• Goal of the exercise
Compute how many lines in the records below contain the string "script" and give that number without other output.

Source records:
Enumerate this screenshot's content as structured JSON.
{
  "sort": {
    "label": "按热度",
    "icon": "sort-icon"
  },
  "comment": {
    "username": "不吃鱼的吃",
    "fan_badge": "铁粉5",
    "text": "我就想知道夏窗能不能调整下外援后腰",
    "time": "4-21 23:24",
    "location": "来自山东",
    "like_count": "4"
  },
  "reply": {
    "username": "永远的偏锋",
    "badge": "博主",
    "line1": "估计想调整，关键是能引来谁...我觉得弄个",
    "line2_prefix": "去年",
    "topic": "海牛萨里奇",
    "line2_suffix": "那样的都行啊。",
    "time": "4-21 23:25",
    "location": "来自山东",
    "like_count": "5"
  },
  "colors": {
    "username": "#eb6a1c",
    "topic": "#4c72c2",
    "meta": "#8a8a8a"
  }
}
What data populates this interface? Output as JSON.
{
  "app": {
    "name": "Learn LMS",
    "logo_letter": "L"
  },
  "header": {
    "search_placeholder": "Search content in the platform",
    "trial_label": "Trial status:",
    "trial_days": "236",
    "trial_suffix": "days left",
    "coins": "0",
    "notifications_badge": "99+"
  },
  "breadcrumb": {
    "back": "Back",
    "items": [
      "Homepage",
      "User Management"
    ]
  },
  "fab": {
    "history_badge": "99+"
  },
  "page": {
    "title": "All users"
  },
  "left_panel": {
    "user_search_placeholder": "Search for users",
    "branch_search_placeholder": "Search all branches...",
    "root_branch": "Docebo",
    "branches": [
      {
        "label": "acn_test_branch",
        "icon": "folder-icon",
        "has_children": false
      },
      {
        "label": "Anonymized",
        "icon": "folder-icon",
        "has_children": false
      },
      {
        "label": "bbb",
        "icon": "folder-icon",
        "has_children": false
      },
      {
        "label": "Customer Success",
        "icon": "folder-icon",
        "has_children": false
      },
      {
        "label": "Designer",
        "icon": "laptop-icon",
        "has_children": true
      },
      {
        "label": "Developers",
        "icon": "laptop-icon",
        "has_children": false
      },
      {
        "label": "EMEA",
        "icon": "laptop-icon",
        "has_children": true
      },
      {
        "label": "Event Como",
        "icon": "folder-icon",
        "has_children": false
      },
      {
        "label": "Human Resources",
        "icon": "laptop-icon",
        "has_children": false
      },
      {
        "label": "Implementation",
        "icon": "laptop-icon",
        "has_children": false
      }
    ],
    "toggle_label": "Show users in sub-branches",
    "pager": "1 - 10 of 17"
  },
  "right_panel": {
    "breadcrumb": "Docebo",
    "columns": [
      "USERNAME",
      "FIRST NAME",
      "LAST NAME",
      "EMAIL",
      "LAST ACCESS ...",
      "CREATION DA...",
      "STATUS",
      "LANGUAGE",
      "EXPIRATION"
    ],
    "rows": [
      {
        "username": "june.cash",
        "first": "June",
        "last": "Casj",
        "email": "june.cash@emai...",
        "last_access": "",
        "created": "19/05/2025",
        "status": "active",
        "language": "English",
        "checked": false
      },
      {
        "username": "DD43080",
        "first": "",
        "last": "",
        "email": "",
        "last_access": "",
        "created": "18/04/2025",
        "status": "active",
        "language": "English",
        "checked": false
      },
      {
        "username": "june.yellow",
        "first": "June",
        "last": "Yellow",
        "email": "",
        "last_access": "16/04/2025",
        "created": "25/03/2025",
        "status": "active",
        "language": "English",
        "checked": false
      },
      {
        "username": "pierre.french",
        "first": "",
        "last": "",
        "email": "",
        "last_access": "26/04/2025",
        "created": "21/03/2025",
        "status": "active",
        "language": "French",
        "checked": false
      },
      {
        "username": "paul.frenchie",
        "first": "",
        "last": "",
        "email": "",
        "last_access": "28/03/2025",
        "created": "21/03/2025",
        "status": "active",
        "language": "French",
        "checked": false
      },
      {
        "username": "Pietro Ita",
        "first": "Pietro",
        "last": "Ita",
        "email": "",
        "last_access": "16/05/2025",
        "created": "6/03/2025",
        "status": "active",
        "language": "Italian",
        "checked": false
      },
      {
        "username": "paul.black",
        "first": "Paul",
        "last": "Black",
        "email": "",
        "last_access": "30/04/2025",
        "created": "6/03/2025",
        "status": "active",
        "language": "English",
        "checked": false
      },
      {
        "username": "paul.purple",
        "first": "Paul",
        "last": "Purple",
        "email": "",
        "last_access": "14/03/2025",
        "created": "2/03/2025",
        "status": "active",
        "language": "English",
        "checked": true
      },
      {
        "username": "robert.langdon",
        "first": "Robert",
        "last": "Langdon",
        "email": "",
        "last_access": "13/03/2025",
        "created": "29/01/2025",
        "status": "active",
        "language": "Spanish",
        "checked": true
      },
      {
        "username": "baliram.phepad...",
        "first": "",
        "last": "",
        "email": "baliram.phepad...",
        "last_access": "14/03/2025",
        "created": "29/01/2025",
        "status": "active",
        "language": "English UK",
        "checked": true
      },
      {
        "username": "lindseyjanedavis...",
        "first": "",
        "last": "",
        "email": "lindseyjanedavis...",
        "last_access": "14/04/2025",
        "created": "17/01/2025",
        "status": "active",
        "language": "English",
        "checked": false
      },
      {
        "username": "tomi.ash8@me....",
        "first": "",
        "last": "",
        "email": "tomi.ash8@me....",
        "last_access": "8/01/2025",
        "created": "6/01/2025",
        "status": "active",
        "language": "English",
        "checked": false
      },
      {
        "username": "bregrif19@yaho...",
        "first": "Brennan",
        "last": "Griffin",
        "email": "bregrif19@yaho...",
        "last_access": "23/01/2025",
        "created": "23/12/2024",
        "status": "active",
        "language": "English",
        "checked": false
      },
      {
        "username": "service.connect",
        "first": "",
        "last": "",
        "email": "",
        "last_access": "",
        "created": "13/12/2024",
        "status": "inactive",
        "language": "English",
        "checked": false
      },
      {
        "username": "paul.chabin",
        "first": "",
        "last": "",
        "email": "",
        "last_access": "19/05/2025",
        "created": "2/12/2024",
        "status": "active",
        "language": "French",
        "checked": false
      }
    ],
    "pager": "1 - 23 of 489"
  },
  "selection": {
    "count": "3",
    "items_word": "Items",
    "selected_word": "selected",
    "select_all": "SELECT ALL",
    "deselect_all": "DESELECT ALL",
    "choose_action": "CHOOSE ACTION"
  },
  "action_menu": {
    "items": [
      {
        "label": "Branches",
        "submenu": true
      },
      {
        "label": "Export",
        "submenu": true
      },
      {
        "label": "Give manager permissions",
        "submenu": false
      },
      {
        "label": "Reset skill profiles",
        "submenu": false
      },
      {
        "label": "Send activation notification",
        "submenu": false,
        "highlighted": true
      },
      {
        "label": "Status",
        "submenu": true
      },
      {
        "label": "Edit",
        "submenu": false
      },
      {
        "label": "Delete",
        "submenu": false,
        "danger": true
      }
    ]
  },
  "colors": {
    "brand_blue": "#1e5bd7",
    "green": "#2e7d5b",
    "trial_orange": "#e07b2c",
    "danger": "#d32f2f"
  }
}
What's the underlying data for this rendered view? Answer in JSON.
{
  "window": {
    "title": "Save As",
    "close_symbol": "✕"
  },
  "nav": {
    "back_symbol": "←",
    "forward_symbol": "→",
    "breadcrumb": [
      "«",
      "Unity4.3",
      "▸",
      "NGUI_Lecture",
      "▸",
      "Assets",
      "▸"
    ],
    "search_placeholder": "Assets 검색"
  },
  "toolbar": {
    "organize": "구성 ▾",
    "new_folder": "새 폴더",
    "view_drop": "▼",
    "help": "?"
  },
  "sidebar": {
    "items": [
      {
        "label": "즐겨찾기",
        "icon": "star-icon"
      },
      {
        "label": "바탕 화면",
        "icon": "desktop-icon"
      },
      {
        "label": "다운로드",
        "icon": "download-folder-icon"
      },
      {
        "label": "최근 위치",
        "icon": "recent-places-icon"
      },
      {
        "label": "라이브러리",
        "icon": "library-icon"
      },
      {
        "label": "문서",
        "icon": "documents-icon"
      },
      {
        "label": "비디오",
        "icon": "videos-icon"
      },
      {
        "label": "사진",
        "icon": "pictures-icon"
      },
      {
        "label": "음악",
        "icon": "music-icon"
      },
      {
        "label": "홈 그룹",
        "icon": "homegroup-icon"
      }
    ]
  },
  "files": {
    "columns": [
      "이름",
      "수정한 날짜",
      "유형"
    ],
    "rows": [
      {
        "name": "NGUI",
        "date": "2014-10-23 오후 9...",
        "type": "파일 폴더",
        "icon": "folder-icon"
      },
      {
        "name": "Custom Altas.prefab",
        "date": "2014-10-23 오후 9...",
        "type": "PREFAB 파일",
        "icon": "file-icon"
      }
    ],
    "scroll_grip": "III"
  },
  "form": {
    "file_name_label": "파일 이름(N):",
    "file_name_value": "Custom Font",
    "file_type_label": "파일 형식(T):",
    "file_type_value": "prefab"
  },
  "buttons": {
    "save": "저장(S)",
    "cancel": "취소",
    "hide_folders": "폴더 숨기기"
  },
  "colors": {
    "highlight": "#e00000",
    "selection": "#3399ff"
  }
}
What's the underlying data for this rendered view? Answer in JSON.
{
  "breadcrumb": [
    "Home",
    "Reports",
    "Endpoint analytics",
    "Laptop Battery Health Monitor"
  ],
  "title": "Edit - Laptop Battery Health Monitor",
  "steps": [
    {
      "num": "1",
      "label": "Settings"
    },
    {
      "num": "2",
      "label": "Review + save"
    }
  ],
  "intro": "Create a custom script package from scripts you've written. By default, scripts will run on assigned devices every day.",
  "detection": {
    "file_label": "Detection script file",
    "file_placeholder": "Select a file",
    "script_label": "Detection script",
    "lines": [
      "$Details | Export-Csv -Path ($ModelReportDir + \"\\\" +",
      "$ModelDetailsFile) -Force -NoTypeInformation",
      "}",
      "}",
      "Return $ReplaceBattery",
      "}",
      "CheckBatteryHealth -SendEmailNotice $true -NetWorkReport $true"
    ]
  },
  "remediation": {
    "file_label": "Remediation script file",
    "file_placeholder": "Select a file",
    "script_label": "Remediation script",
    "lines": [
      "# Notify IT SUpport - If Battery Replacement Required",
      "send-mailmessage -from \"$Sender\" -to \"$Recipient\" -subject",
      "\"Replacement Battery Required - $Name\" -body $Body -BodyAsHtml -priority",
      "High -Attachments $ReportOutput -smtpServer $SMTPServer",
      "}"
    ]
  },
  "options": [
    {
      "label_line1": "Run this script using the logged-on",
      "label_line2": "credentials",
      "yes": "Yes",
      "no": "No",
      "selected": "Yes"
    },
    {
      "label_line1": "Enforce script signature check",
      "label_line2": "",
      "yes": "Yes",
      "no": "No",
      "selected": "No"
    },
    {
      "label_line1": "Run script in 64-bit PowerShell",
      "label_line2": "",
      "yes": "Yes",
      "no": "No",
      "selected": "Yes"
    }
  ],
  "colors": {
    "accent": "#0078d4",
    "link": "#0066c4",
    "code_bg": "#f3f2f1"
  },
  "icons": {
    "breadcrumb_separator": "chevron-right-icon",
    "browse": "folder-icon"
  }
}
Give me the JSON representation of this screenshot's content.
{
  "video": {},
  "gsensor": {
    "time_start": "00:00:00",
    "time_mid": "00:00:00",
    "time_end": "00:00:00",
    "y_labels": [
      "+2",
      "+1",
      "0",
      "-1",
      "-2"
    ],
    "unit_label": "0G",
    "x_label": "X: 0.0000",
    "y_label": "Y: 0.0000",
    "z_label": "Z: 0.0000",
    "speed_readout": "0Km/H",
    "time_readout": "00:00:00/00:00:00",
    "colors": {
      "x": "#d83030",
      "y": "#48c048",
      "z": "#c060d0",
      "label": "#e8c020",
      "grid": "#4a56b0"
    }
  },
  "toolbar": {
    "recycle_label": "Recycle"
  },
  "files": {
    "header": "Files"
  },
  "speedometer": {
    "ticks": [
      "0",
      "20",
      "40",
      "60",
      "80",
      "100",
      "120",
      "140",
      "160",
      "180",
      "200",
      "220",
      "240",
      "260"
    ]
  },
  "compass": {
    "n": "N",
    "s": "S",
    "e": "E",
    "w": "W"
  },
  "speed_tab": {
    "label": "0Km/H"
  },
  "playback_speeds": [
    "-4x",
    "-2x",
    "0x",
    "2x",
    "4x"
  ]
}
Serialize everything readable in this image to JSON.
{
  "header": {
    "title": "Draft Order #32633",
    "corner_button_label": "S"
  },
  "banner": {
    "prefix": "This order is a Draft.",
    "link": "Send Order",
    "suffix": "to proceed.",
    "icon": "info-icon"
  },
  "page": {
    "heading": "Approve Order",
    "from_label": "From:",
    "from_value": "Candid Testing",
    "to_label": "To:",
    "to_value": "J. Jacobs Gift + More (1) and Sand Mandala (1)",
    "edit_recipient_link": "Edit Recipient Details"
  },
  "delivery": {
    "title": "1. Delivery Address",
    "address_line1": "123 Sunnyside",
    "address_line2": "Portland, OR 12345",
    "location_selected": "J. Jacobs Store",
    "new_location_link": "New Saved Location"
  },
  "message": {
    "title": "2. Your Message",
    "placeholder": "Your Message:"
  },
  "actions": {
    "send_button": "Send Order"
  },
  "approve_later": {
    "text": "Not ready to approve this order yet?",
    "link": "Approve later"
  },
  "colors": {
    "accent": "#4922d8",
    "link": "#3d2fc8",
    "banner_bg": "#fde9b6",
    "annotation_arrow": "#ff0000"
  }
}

• Written solution
8